Those of you unfortunate enough to watch Sunday’s Niners-Falcons game know a lot of things went wrong. I mean, A LOT of things. It was yet another game in which the Niners had a chance but made just enough bone-headed mistakes to lose. In the wake of the devastating loss, our own Nate Clements was picked as the third Least Valuable Player of the Week by Yahoo’s Shutdown Corner. If you didn’t see, Clements intercepted Falcons QB Matt Ryan in Atlanta territory with about a minute and a half to play and the Niners up, 14-13. He then proceeded to try to run for a touchdown and got the ball stripped. The Falcons took advantage of the extra opportunity and won the game with a field goal in the final seconds.
So, it seems like every piece on SB Nation Bay Area related to the 49ers begins with "the team is now ..." followed by a zero, followed by the game they've played thus far, signifying that they've yet to win a contest. Maybe at the end of this story stream that will be different, maybe not. But, since I teased you with it, the 49ers are an 0-4 football team going into week five against the Philadelphia Eagles.
Reports coming out of Philly right now state that quarterback Michael Vick will be out on Sunday and that the 49ers can expect Kevin Kolb to get the start. Kolb entered the 2010 season as the starter after the team shopped long-time QB Donovan McNabb to the Washington Redskins. A couple of benchings later, coupled with the stellar play of Vick, and the Eagles soon had a new starter.
So it should be a good sign for 49ers fans, then, that the chapter in Michael Vick's comeback season will skip a few pages in week five and Kevin Kolb will pick back up, hopefully where he started the season. There's also a chance they'll be without their starting running back, LeSean McCoy, which is another good sign for the 49ers. Even without these two in the lineup though, it's a talented offense under the consistent guidance of Andy Reid, with playmaking receiver DeSean Jackson being the threat that the 49ers will be paying the most attention to in the film room.
On defense, the Eagles hover around the 11th overall mark in almost every category, but hold an impressive fifth in turnover differential, which seems like it will be the key once again for the 49ers offense: not shooting themselves in the foot. Two costly interceptions from Smith in the Falcons game (alongside Nate Clements's end-of-the-game fumble) and a staggering four deflating turnovers in New Orleans can't return, a repeat performance of any of those will surely result in the 49ers going 0-5 up against this opportunistic defense and strong, consistent offense.
Alex Smith and Mike Singletary are "attached at the hip," as CSN's Matt Maiocco noted recently. Singletary is standing by the oft-troubled quarterback, and while it's not the move many 49ers fans want, it's the only one that makes sense considering who is behind Smith: David Carr, Troy Smith and Nate Davis. Not exactly a confidence-inspiring group, to say the least.
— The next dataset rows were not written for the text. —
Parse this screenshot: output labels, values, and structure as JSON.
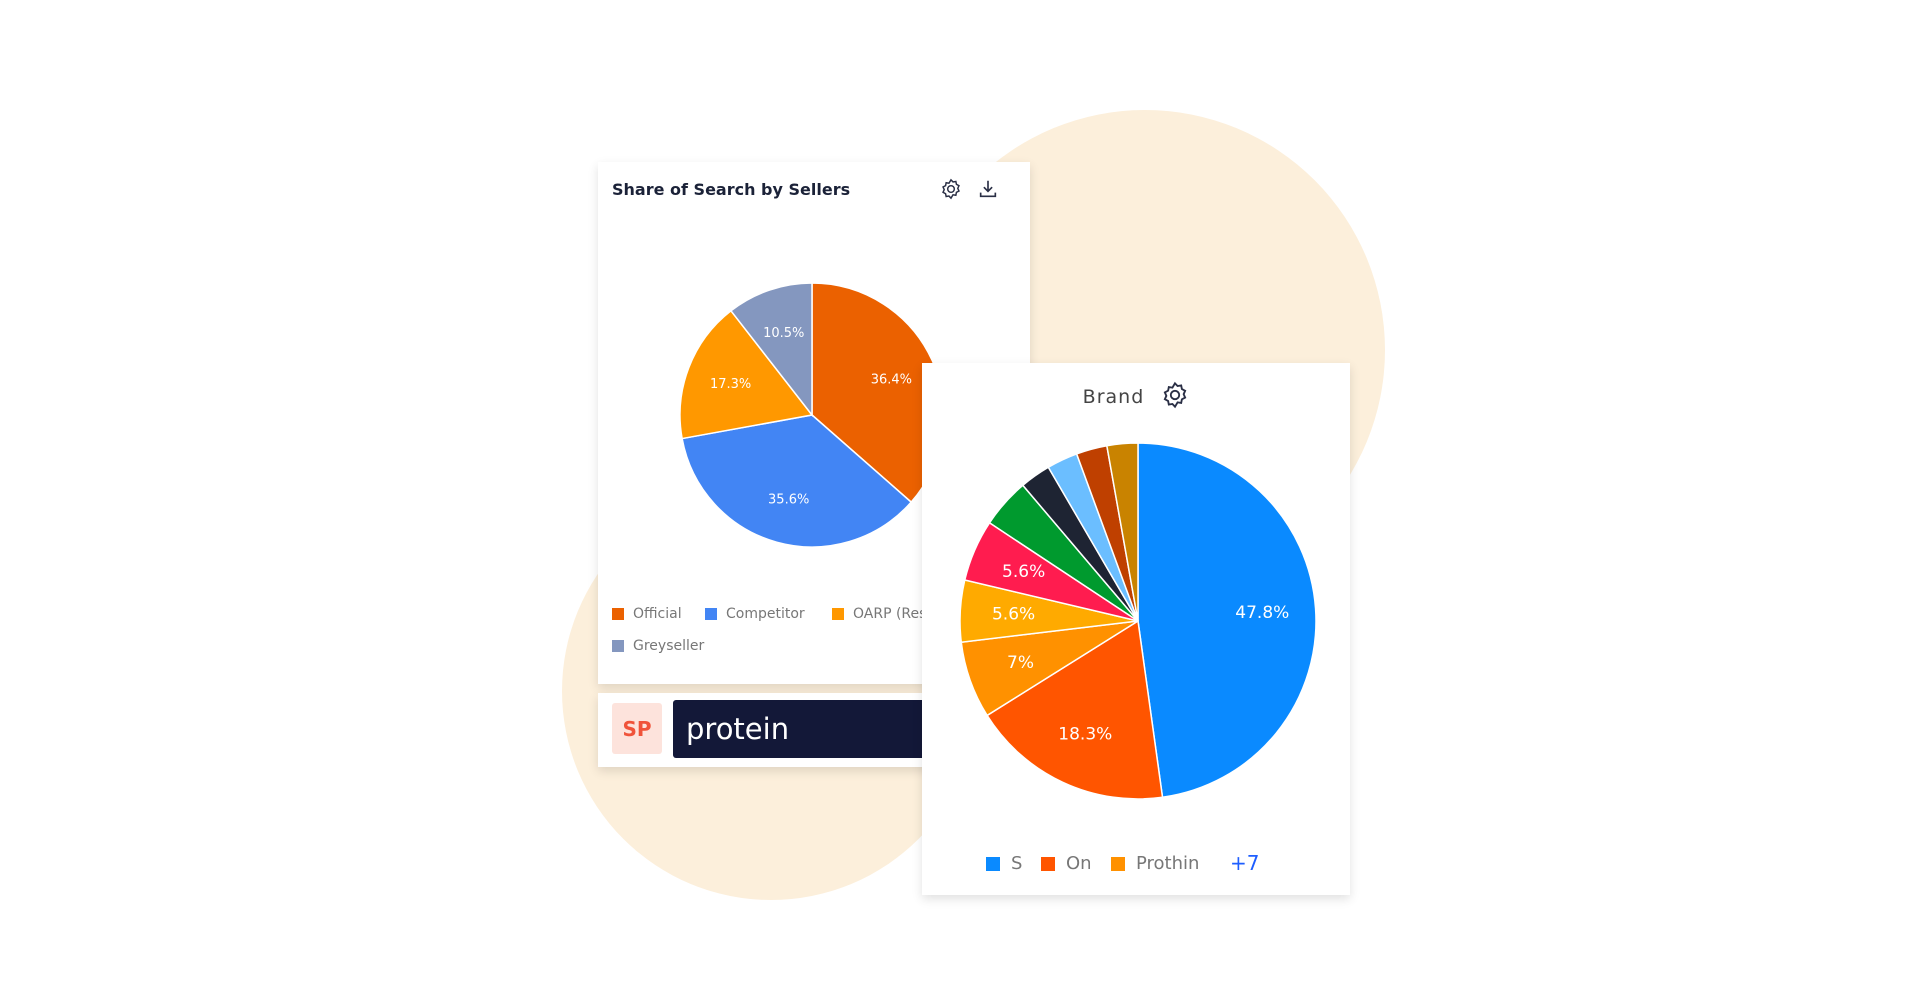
{
  "colors": {
    "background_blob": "#FCEFDB",
    "keyword_box": "#131838",
    "sp_badge_bg": "#FDE3DC",
    "sp_badge_text": "#F0533A",
    "more_link": "#1E5EFF"
  },
  "sellers_card": {
    "title": "Share of Search by Sellers",
    "icons": [
      "gear-icon",
      "download-icon"
    ]
  },
  "brand_card": {
    "title": "Brand",
    "icons": [
      "gear-icon"
    ],
    "more_label": "+7"
  },
  "keyword": {
    "badge": "SP",
    "value": "protein"
  },
  "chart_data": [
    {
      "type": "pie",
      "title": "Share of Search by Sellers",
      "legend": "bottom",
      "slices": [
        {
          "name": "Official",
          "value": 36.4,
          "label": "36.4%",
          "color": "#EB6100"
        },
        {
          "name": "Competitor",
          "value": 35.6,
          "label": "35.6%",
          "color": "#4285F4"
        },
        {
          "name": "OARP (Res",
          "value": 17.3,
          "label": "17.3%",
          "color": "#FF9800"
        },
        {
          "name": "Greyseller",
          "value": 10.5,
          "label": "10.5%",
          "color": "#8497BF"
        }
      ]
    },
    {
      "type": "pie",
      "title": "Brand",
      "legend": "bottom",
      "slices": [
        {
          "name": "S",
          "value": 47.8,
          "label": "47.8%",
          "color": "#0A8AFF",
          "legend": true
        },
        {
          "name": "On",
          "value": 18.3,
          "label": "18.3%",
          "color": "#FF5500",
          "legend": true
        },
        {
          "name": "Prothin",
          "value": 7,
          "label": "7%",
          "color": "#FF9100",
          "legend": true
        },
        {
          "value": 5.6,
          "label": "5.6%",
          "color": "#FFAA00"
        },
        {
          "value": 5.6,
          "label": "5.6%",
          "color": "#FF1C4F"
        },
        {
          "value": 4.5,
          "label": "",
          "color": "#009A2E"
        },
        {
          "value": 2.8,
          "label": "",
          "color": "#1E2433"
        },
        {
          "value": 2.8,
          "label": "",
          "color": "#6BBEFF"
        },
        {
          "value": 2.8,
          "label": "",
          "color": "#BF4000"
        },
        {
          "value": 2.8,
          "label": "",
          "color": "#C98300"
        }
      ]
    }
  ]
}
The key to winning this game for the 49ers will be to use Frank Gore, Brian Westbrook and Anthony Dixon. They need to run the ball, but they need to do it intelligently. New offensive coordinator seemed like a marked improvement over Jimmy Raye last Sunday against the Falcons and he'll need to improve even more to actually come out with a win.